Quintus Fabius and C. Julius were then made consuls. During this year the dissension at home was not abated, and the war abroad was more desperate. Arms were taken up by the Aequans; the Veientes also entered the territory of the Romans committing devastations; the solicitude about which wars increasing, Kaeso Fabius and Sp. Fusius are created consuls. The Aequi were laying siege to Ortona, a Latin city.
The Veientes, now satiated with plunder, threatened that they would besiege Rome itself.
Which terrors, when they ought to assuage, increased still further the bad feelings of the commons: and the custom of declining the military service was now returning, not of their own accord; but Sp. Licinius, a tribune of the people, thinking that the time was come for forcing the agrarian law on the patricians by extreme necessity, had taken on him the task of obstructing the military preparations.
But all the odium of the tribunitian power was turned on the author; nor did the consuls rise up against him [p. 131]
more zealously than his own colleagues; and by their assistance the consuls hold the levy.
An army is raised for the two wars at the same time; one is given to Fabius to be led against the Aequi, the other to Furius against the Veientians. And with respect to the Veientians, nothing was done worthy of mention.
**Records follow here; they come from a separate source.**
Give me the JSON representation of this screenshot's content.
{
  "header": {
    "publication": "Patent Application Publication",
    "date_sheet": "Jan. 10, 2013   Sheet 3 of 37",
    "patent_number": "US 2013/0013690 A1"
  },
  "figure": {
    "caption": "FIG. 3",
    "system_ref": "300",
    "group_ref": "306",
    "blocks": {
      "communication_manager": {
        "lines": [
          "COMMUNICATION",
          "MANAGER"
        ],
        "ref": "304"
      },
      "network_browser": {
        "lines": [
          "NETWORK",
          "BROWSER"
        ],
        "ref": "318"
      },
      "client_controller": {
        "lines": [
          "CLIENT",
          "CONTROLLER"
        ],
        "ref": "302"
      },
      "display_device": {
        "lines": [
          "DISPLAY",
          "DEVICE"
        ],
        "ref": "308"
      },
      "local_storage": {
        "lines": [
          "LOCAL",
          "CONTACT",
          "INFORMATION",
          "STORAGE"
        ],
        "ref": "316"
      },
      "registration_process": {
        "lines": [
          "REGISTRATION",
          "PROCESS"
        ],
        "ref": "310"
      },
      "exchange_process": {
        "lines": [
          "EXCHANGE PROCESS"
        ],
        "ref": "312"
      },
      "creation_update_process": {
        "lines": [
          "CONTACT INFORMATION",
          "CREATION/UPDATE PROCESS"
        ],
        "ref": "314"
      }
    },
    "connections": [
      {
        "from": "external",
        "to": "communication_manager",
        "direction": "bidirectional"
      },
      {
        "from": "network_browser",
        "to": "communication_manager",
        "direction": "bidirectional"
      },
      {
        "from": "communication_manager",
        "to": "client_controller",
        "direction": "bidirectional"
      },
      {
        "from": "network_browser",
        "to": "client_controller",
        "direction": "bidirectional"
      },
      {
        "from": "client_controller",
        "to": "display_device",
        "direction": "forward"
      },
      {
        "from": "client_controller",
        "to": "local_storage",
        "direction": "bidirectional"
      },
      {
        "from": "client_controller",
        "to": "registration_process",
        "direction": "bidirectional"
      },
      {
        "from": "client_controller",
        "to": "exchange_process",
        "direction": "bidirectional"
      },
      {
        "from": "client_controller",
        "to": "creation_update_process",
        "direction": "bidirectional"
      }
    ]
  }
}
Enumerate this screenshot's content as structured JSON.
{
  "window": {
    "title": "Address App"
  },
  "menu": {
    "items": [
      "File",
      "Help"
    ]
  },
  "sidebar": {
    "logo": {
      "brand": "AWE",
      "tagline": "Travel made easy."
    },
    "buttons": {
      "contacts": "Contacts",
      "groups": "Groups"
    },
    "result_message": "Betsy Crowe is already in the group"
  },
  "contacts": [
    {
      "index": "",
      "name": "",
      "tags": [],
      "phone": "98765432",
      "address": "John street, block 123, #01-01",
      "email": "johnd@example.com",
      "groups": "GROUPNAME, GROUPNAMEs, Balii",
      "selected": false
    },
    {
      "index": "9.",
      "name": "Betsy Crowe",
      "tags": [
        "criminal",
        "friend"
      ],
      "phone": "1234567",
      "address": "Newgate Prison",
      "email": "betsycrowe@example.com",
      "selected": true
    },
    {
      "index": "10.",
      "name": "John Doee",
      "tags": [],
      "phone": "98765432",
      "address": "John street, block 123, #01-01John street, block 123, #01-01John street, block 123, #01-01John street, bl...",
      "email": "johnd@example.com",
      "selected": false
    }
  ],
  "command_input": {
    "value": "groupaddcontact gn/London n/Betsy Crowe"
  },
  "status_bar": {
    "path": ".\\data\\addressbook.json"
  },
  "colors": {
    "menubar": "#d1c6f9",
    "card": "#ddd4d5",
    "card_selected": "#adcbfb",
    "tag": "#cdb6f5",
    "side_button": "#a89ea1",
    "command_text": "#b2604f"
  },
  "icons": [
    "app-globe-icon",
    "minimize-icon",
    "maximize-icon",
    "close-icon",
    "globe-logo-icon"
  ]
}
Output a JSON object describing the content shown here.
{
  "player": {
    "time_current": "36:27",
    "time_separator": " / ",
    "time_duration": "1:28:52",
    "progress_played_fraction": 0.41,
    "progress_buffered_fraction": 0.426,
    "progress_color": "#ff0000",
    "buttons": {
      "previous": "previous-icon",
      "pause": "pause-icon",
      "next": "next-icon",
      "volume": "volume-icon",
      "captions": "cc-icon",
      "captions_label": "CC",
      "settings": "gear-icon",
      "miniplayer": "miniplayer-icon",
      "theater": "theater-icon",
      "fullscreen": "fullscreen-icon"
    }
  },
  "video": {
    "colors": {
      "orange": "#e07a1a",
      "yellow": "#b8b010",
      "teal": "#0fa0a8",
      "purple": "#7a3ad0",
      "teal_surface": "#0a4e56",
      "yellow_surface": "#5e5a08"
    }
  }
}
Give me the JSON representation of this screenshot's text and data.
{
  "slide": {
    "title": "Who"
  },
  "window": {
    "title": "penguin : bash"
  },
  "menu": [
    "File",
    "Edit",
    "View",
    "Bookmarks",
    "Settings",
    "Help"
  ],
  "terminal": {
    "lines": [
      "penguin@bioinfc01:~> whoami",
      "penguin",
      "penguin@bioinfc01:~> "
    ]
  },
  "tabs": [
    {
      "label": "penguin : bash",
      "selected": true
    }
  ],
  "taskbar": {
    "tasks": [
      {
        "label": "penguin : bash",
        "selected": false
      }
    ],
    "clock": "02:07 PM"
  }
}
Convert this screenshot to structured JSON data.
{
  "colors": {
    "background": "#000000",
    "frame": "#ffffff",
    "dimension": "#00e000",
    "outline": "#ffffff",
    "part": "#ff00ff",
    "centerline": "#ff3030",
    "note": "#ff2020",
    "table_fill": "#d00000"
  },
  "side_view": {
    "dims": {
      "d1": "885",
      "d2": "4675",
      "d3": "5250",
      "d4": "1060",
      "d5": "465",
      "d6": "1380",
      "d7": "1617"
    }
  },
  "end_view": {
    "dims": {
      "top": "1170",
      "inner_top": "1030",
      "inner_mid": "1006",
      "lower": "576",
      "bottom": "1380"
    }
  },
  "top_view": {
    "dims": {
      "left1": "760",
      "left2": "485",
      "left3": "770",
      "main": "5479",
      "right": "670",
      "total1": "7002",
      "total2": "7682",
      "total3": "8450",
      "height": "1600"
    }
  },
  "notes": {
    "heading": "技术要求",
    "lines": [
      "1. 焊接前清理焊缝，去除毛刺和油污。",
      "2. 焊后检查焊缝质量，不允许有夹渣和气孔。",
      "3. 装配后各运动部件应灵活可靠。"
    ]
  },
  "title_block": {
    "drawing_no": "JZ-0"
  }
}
Fabius had much more trouble with his countrymen than with the enemy: that one man himself, as consul, sustained the commonwealth, which the army was betraying, as far as in them lay, through their hatred of the consul.
For when the consul, in addition to his other military talents, which he exhibited amply in his preparations for and conduct of war, had so drawn up his line that he routed the enemy's army solely by a charge of his cavalry, the infantry refused to pursue them when routed:
and though the exhortation of their general, whom they hated, could not move them, neither could even their own infamy, and the present public disgrace and subsequent danger, if the enemy should recover courage, oblige them to quicken their pace, or even to stand in order of battle, if nothing else.
Without orders they face about, and with a sorrowful air (you would suppose them beaten) they return to the camp, execrating at one time their general, at another time the services rendered by the cavalry.
Nor were any remedies sought by the general for this so pestilent an example; so true is it that the most distinguished talents are more likely to be deficient in the tact of managing their countrymen than in that of conquering an enemy.
The consul returned to Rome, not having so much increased his military glory as irritated and exasperated the hatred of his soldiers towards him. The patricians, however, succeeded in having the consulship remain in the Fabian family. They elect M. Fabius consul: Cn. Manlius is assigned as a colleague to Fabius.